Int-to-type idiom and infinite regress

A new writeup on Int-to-type idiom has been posted on More C++ Idioms wikibook. It is used to achieve static dispatching based on constant integral values. I'll finish the writeup of the idiom here with special attention to how int-to-type idiom can lead to infinite series of type instantiations and why. The idiomatic form of the Int-to-type idiom is given below. template <int I> struct Int2Type { enum { value = I }; typedef Int2Type<I> type; typedef Int2Type<I+1> next; }; The type typedef defined inside the template is the type itself. I.e, Int2Type<10>::type is same as Int2Type<10> . The next typedef gives the following type in order. However, compiler is not required to instantiate the next type unless and until two things happen: (1) an instance of the type is created or (2) an associated type is accessed at compile-time. For example, Int2Type<10> will be instantiated if one the following two things are written. Int2Type<10> a
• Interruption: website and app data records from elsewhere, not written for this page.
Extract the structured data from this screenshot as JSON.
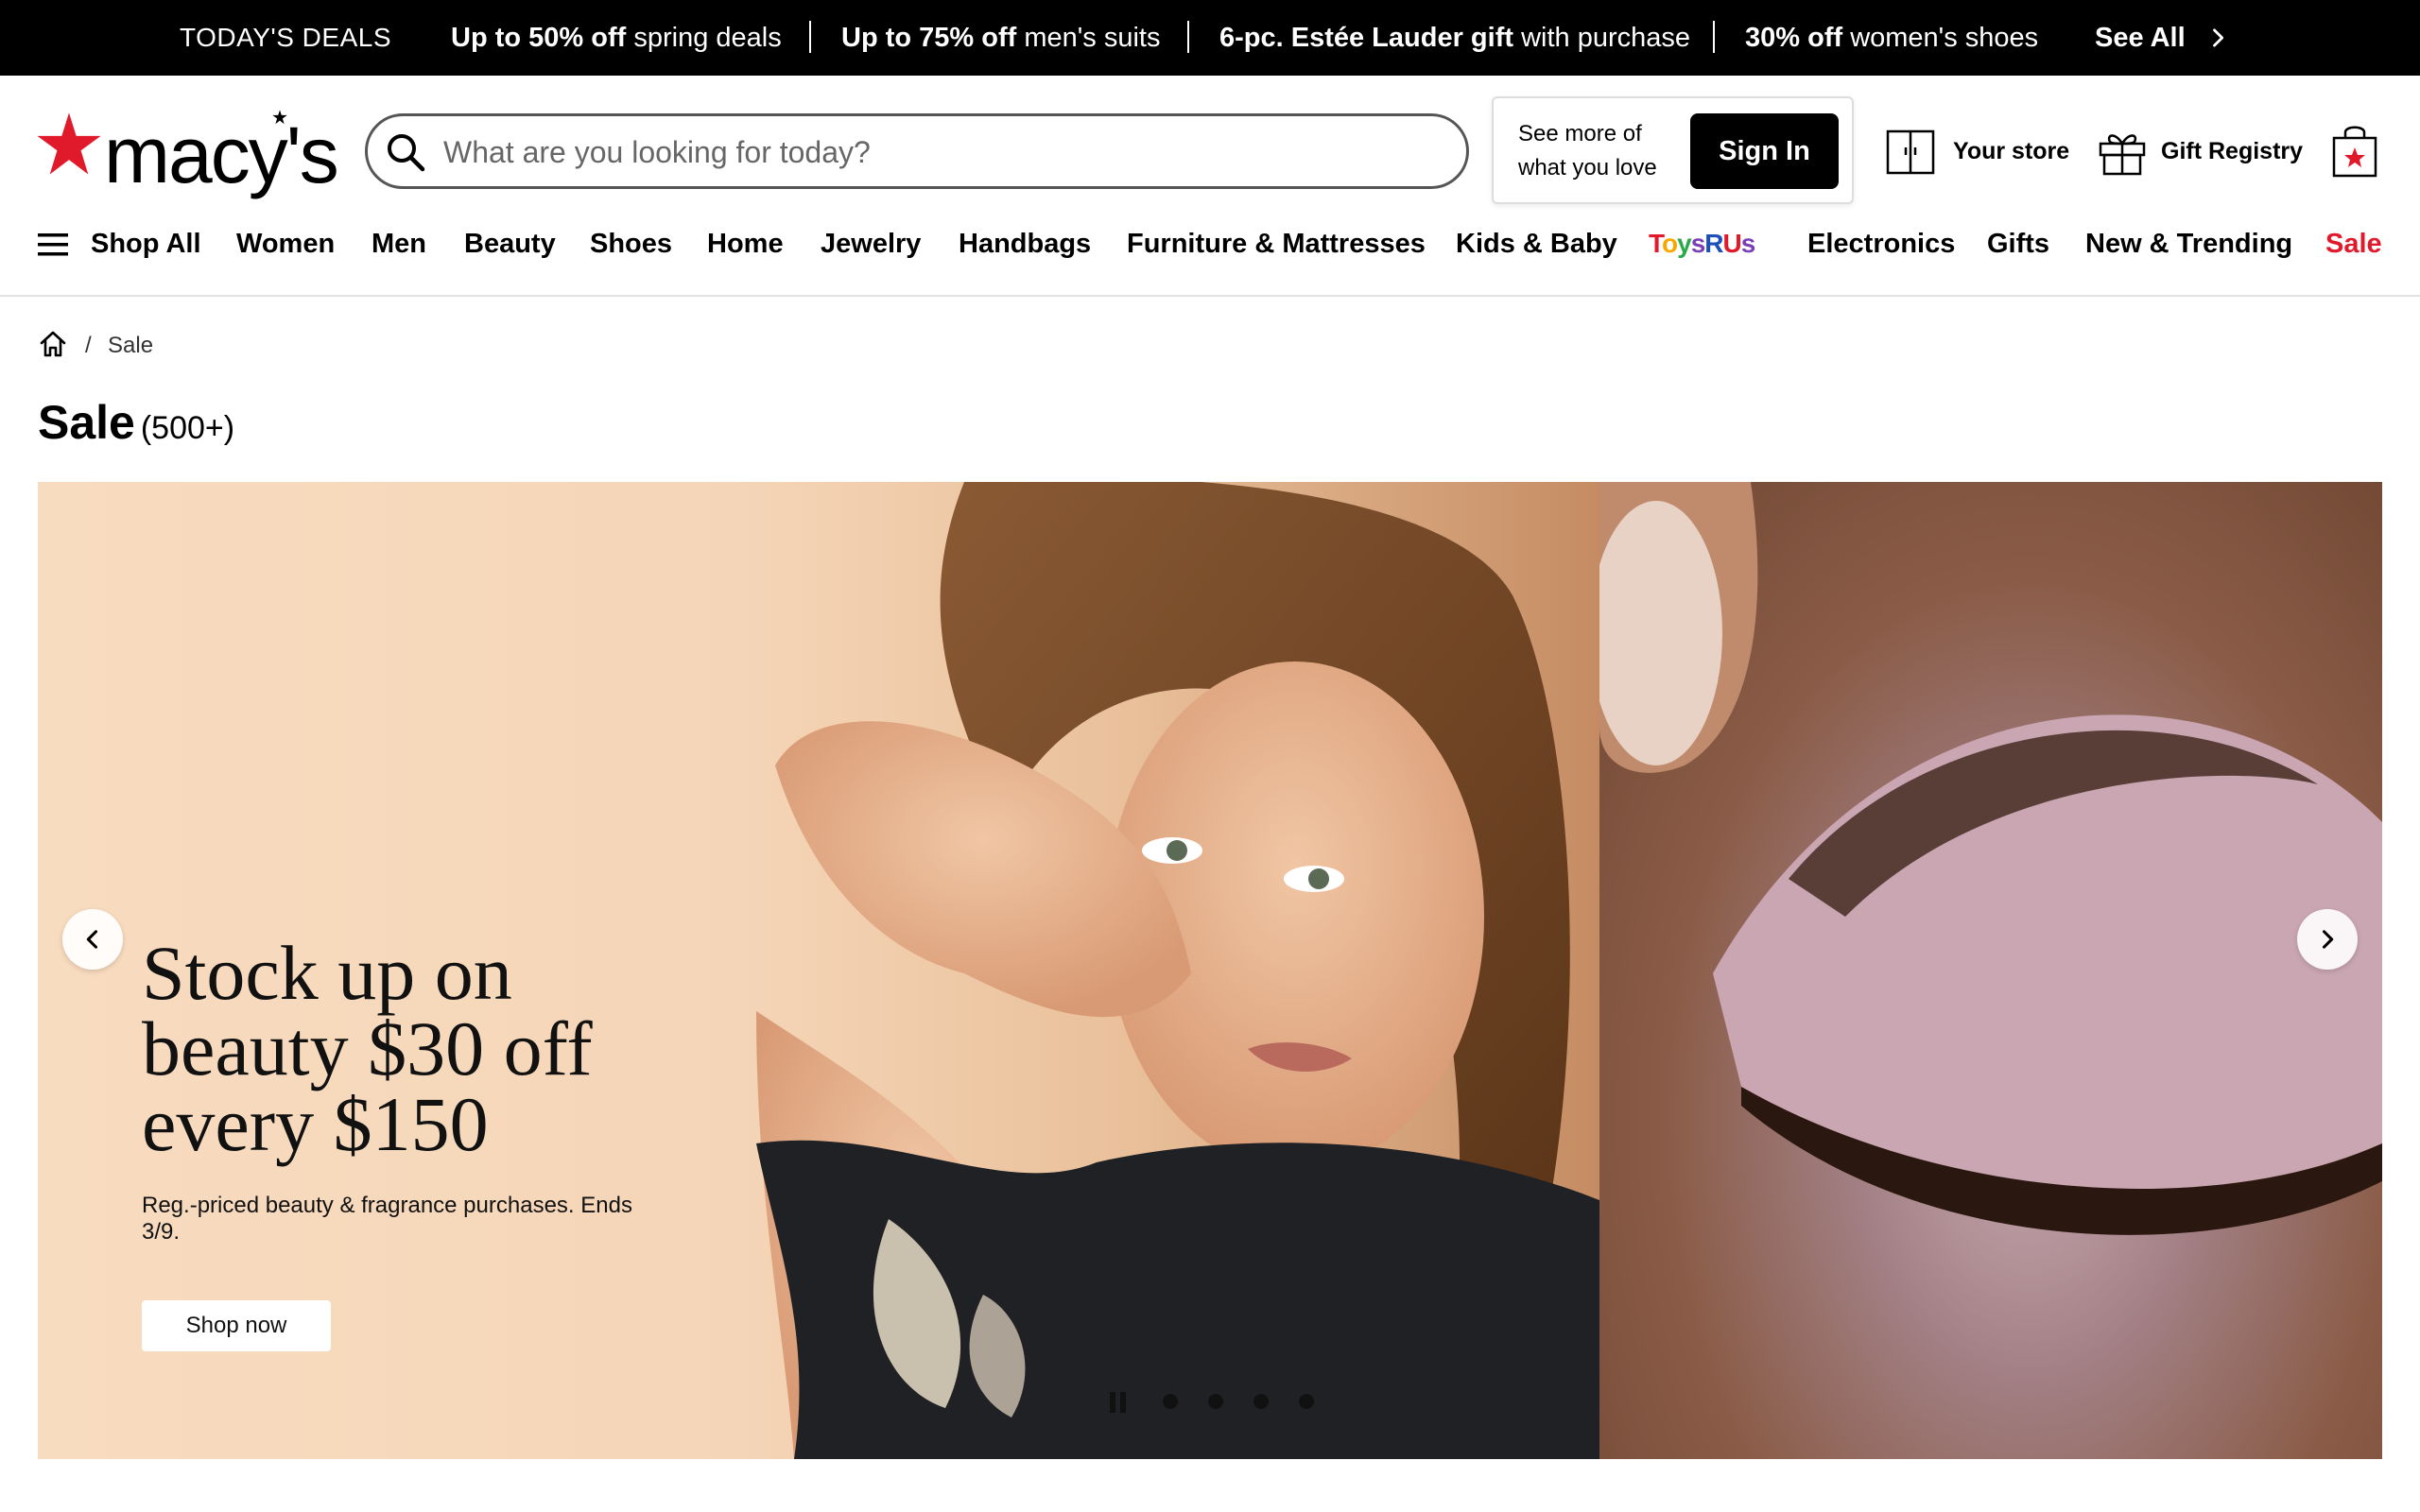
{
  "deals_bar": {
    "label": "TODAY'S DEALS",
    "deals": [
      {
        "bold": "Up to 50% off",
        "rest": " spring deals"
      },
      {
        "bold": "Up to 75% off",
        "rest": " men's suits"
      },
      {
        "bold": "6-pc. Estée Lauder gift",
        "rest": " with purchase"
      },
      {
        "bold": "30% off",
        "rest": " women's shoes"
      }
    ],
    "see_all": "See All"
  },
  "header": {
    "logo_text": "macy's",
    "search_placeholder": "What are you looking for today?",
    "signin_promo": "See more of what you love",
    "signin_label": "Sign In",
    "your_store": "Your store",
    "gift_registry": "Gift Registry"
  },
  "nav": {
    "items": [
      "Shop All",
      "Women",
      "Men",
      "Beauty",
      "Shoes",
      "Home",
      "Jewelry",
      "Handbags",
      "Furniture & Mattresses",
      "Kids & Baby",
      "Electronics",
      "Gifts",
      "New & Trending",
      "Sale"
    ],
    "toys_logo": "ToysRUs"
  },
  "breadcrumb": {
    "separator": "/",
    "current": "Sale"
  },
  "page": {
    "title": "Sale",
    "count": "(500+)"
  },
  "hero": {
    "headline": "Stock up on beauty $30 off every $150",
    "subtext": "Reg.-priced beauty & fragrance purchases. Ends 3/9.",
    "cta": "Shop now",
    "slide_count": 4
  },
  "colors": {
    "sale_red": "#e11a2b",
    "brand_red": "#e11a2b",
    "black": "#000000"
  }
}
copy elision and copy-and-swap idiom

An updated writeup of the copy-and-swap idiom is now available on the More C++ Idioms wikibook. A comparison of two different styles of assignment operator is shown. First version accepts the parameter as pass-by-const-reference whereas the second version accepts it as pass-by-value . For some classes pass-by-value turns out to be more efficient as a copy of the object is elided when the right hand side is a rvalue.